The NGA Center for Best Practices survey said more than half the states, 57 percent, reported being “dissatisfied” or “somewhat dissatisfied” with their overall communications with DHS, and 60 percent said the quality of communications had either not changed or had deteriorated since 2006.
In anonymous comments submitted in the survey, one state official asserted that DHS’ approach “remains adversarial,” while another official suggested DHS “lacks an understanding of what really transpires in the states.”
Few survey respondents also felt DHS grant programs were adequately funded.
Sixty-six percent of the respondents said the State Homeland Security Grant Program does not strike an adequate balance among preparedness, prevention, response and recovery activities. Nearly half of the respondents said they either have been unable to perform all-hazards activities using the grant program or do not believe the program adequately emphasizes all-hazards planning.
About seven in 10 survey respondents said the states’ relationship with DHS could be improved with additional grant funding.
The survey also said only about one-third of states have at least 75 percent of their National Guard forces available to respond to a natural or manmade disaster.

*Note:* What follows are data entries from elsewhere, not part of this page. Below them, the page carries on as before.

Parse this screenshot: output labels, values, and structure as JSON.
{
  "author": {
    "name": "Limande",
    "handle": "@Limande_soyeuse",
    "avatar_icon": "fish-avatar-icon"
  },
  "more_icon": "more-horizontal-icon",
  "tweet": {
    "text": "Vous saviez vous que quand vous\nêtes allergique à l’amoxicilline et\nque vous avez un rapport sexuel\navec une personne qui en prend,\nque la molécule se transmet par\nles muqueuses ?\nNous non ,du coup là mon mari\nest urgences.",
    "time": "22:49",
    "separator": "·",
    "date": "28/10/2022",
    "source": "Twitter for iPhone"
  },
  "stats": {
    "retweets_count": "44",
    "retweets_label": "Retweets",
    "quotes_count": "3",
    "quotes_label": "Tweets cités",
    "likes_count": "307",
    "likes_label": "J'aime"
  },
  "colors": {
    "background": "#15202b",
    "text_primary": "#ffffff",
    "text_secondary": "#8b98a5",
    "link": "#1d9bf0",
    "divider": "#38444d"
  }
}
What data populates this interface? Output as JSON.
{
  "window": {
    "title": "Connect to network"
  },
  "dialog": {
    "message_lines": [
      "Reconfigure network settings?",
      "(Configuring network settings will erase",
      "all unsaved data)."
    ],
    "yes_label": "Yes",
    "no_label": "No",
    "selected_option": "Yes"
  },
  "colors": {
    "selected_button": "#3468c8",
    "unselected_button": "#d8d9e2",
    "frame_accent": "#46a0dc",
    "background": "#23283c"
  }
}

Less than 40 percent said they had at least half their Guard forces on hand.
“To fill that gap, nearly all the states — 97 percent — reported having mutual aid agreements in place with other states to share National Guard resources, including equipment and personnel,” the survey said. “Increasingly, the National Guard is the governor’s ‘go to’ resource in the immediate aftermath of a disaster or emergency, particularly in the three to four days prior to federal assistance arriving on the scene. California’s response to the massive wildfires in the southern part of the state in October 2007, for example, included an initial deployment of 1,500 National Guard members and four helicopters. ... Nationally, state Guard forces also are being considered for limited roles in response to a pandemic influenza outbreak — for example, to enhance security for antiviral and vaccine distribution clinics or provide logistical support to state agencies during outbreaks.”
Survey respondents also pointed to an intelligence gap with vast numbers of Guard forces working for the U.S. Department of Defense (DoD).
“Those under the control of DoD and the president of the United States ... have access to a broad range of federal intelligence databases, including those maintained by the Pentagon,” the survey said. “But forces deployed under the control and authority of the governor are denied access to some of that same intelligence.”
The NGA survey was based on a poll of 56 state and territorial homeland security advisers who comprise the Governors Homeland Security Advisors Council. Forty-four of those officials completed the survey, according to NGA.
For more, go to www.nga.org.